_WORK TASK_: The response must restate all of the data word for word.

*** THE DATA

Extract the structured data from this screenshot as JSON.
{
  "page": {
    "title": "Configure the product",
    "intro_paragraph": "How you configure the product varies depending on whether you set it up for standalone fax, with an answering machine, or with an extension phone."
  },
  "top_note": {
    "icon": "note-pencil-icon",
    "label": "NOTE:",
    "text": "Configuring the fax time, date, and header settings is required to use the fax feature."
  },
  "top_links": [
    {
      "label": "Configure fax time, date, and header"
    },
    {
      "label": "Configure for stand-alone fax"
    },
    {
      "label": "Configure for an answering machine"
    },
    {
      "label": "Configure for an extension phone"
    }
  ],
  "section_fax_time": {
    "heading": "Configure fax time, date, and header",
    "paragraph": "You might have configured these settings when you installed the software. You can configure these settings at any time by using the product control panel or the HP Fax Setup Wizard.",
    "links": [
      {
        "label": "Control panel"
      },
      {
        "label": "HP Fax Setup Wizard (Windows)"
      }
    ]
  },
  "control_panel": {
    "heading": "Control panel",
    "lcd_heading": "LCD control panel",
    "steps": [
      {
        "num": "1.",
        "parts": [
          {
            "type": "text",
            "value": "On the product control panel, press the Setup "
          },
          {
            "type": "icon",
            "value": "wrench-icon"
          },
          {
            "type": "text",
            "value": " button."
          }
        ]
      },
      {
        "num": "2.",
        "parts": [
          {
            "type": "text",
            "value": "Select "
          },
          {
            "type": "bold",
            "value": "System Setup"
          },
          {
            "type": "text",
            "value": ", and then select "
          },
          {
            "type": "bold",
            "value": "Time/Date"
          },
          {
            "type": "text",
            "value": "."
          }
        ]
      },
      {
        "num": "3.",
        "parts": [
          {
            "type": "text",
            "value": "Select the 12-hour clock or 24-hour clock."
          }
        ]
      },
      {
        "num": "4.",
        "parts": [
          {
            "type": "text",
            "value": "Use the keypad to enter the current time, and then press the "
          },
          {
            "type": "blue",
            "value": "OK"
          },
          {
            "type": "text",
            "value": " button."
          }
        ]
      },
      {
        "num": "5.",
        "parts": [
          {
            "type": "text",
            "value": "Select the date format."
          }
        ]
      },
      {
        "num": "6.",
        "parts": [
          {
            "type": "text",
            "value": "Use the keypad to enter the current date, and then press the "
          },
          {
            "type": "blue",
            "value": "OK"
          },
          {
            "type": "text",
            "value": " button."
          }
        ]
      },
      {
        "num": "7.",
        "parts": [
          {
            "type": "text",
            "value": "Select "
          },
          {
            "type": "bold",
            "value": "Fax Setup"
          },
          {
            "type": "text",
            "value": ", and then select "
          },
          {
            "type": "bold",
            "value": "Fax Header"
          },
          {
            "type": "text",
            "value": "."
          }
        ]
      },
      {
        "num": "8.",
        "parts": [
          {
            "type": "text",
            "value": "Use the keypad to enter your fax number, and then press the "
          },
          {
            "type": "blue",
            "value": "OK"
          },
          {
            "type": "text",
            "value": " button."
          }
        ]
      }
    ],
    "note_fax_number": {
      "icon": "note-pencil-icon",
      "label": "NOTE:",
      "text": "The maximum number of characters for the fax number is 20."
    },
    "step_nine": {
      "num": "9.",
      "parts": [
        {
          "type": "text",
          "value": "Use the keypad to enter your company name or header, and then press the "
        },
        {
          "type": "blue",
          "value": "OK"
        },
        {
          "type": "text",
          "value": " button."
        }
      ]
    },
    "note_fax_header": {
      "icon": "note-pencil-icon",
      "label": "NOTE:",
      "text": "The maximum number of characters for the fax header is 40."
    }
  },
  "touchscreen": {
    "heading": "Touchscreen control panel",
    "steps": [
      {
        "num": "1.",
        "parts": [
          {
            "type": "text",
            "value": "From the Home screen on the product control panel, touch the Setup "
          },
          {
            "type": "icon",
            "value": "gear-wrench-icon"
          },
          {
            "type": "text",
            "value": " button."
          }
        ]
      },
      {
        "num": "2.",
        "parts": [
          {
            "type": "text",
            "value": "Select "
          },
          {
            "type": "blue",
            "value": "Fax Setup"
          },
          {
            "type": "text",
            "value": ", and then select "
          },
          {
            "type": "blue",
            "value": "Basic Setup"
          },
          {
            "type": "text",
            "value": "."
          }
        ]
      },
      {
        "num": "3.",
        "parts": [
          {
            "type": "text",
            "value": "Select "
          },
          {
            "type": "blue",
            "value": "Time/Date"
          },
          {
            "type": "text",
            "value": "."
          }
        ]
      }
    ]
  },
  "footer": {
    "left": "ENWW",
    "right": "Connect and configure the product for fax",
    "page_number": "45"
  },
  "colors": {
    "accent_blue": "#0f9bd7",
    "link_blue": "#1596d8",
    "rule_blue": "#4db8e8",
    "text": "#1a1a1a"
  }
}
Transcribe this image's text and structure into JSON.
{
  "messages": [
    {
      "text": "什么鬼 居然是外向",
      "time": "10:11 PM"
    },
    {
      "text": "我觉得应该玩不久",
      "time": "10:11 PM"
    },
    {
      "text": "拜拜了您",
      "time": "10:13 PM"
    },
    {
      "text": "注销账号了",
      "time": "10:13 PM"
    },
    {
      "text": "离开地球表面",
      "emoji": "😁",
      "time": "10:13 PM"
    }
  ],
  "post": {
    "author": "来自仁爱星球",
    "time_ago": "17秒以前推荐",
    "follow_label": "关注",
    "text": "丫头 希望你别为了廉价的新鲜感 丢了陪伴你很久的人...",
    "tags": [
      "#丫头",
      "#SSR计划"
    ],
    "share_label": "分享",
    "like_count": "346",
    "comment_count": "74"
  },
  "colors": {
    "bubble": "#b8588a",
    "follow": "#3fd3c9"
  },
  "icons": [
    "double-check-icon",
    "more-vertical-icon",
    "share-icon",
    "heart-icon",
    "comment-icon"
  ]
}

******

_WRITTEN SOLUTION_:
Extract the structured data from this screenshot as JSON.
{
  "page": {
    "title": "Configure the product",
    "intro_paragraph": "How you configure the product varies depending on whether you set it up for standalone fax, with an answering machine, or with an extension phone."
  },
  "top_note": {
    "icon": "note-pencil-icon",
    "label": "NOTE:",
    "text": "Configuring the fax time, date, and header settings is required to use the fax feature."
  },
  "top_links": [
    {
      "label": "Configure fax time, date, and header"
    },
    {
      "label": "Configure for stand-alone fax"
    },
    {
      "label": "Configure for an answering machine"
    },
    {
      "label": "Configure for an extension phone"
    }
  ],
  "section_fax_time": {
    "heading": "Configure fax time, date, and header",
    "paragraph": "You might have configured these settings when you installed the software. You can configure these settings at any time by using the product control panel or the HP Fax Setup Wizard.",
    "links": [
      {
        "label": "Control panel"
      },
      {
        "label": "HP Fax Setup Wizard (Windows)"
      }
    ]
  },
  "control_panel": {
    "heading": "Control panel",
    "lcd_heading": "LCD control panel",
    "steps": [
      {
        "num": "1.",
        "parts": [
          {
            "type": "text",
            "value": "On the product control panel, press the Setup "
          },
          {
            "type": "icon",
            "value": "wrench-icon"
          },
          {
            "type": "text",
            "value": " button."
          }
        ]
      },
      {
        "num": "2.",
        "parts": [
          {
            "type": "text",
            "value": "Select "
          },
          {
            "type": "bold",
            "value": "System Setup"
          },
          {
            "type": "text",
            "value": ", and then select "
          },
          {
            "type": "bold",
            "value": "Time/Date"
          },
          {
            "type": "text",
            "value": "."
          }
        ]
      },
      {
        "num": "3.",
        "parts": [
          {
            "type": "text",
            "value": "Select the 12-hour clock or 24-hour clock."
          }
        ]
      },
      {
        "num": "4.",
        "parts": [
          {
            "type": "text",
            "value": "Use the keypad to enter the current time, and then press the "
          },
          {
            "type": "blue",
            "value": "OK"
          },
          {
            "type": "text",
            "value": " button."
          }
        ]
      },
      {
        "num": "5.",
        "parts": [
          {
            "type": "text",
            "value": "Select the date format."
          }
        ]
      },
      {
        "num": "6.",
        "parts": [
          {
            "type": "text",
            "value": "Use the keypad to enter the current date, and then press the "
          },
          {
            "type": "blue",
            "value": "OK"
          },
          {
            "type": "text",
            "value": " button."
          }
        ]
      },
      {
        "num": "7.",
        "parts": [
          {
            "type": "text",
            "value": "Select "
          },
          {
            "type": "bold",
            "value": "Fax Setup"
          },
          {
            "type": "text",
            "value": ", and then select "
          },
          {
            "type": "bold",
            "value": "Fax Header"
          },
          {
            "type": "text",
            "value": "."
          }
        ]
      },
      {
        "num": "8.",
        "parts": [
          {
            "type": "text",
            "value": "Use the keypad to enter your fax number, and then press the "
          },
          {
            "type": "blue",
            "value": "OK"
          },
          {
            "type": "text",
            "value": " button."
          }
        ]
      }
    ],
    "note_fax_number": {
      "icon": "note-pencil-icon",
      "label": "NOTE:",
      "text": "The maximum number of characters for the fax number is 20."
    },
    "step_nine": {
      "num": "9.",
      "parts": [
        {
          "type": "text",
          "value": "Use the keypad to enter your company name or header, and then press the "
        },
        {
          "type": "blue",
          "value": "OK"
        },
        {
          "type": "text",
          "value": " button."
        }
      ]
    },
    "note_fax_header": {
      "icon": "note-pencil-icon",
      "label": "NOTE:",
      "text": "The maximum number of characters for the fax header is 40."
    }
  },
  "touchscreen": {
    "heading": "Touchscreen control panel",
    "steps": [
      {
        "num": "1.",
        "parts": [
          {
            "type": "text",
            "value": "From the Home screen on the product control panel, touch the Setup "
          },
          {
            "type": "icon",
            "value": "gear-wrench-icon"
          },
          {
            "type": "text",
            "value": " button."
          }
        ]
      },
      {
        "num": "2.",
        "parts": [
          {
            "type": "text",
            "value": "Select "
          },
          {
            "type": "blue",
            "value": "Fax Setup"
          },
          {
            "type": "text",
            "value": ", and then select "
          },
          {
            "type": "blue",
            "value": "Basic Setup"
          },
          {
            "type": "text",
            "value": "."
          }
        ]
      },
      {
        "num": "3.",
        "parts": [
          {
            "type": "text",
            "value": "Select "
          },
          {
            "type": "blue",
            "value": "Time/Date"
          },
          {
            "type": "text",
            "value": "."
          }
        ]
      }
    ]
  },
  "footer": {
    "left": "ENWW",
    "right": "Connect and configure the product for fax",
    "page_number": "45"
  },
  "colors": {
    "accent_blue": "#0f9bd7",
    "link_blue": "#1596d8",
    "rule_blue": "#4db8e8",
    "text": "#1a1a1a"
  }
}
Transcribe this image's text and structure into JSON.
{
  "messages": [
    {
      "text": "什么鬼 居然是外向",
      "time": "10:11 PM"
    },
    {
      "text": "我觉得应该玩不久",
      "time": "10:11 PM"
    },
    {
      "text": "拜拜了您",
      "time": "10:13 PM"
    },
    {
      "text": "注销账号了",
      "time": "10:13 PM"
    },
    {
      "text": "离开地球表面",
      "emoji": "😁",
      "time": "10:13 PM"
    }
  ],
  "post": {
    "author": "来自仁爱星球",
    "time_ago": "17秒以前推荐",
    "follow_label": "关注",
    "text": "丫头 希望你别为了廉价的新鲜感 丢了陪伴你很久的人...",
    "tags": [
      "#丫头",
      "#SSR计划"
    ],
    "share_label": "分享",
    "like_count": "346",
    "comment_count": "74"
  },
  "colors": {
    "bubble": "#b8588a",
    "follow": "#3fd3c9"
  },
  "icons": [
    "double-check-icon",
    "more-vertical-icon",
    "share-icon",
    "heart-icon",
    "comment-icon"
  ]
}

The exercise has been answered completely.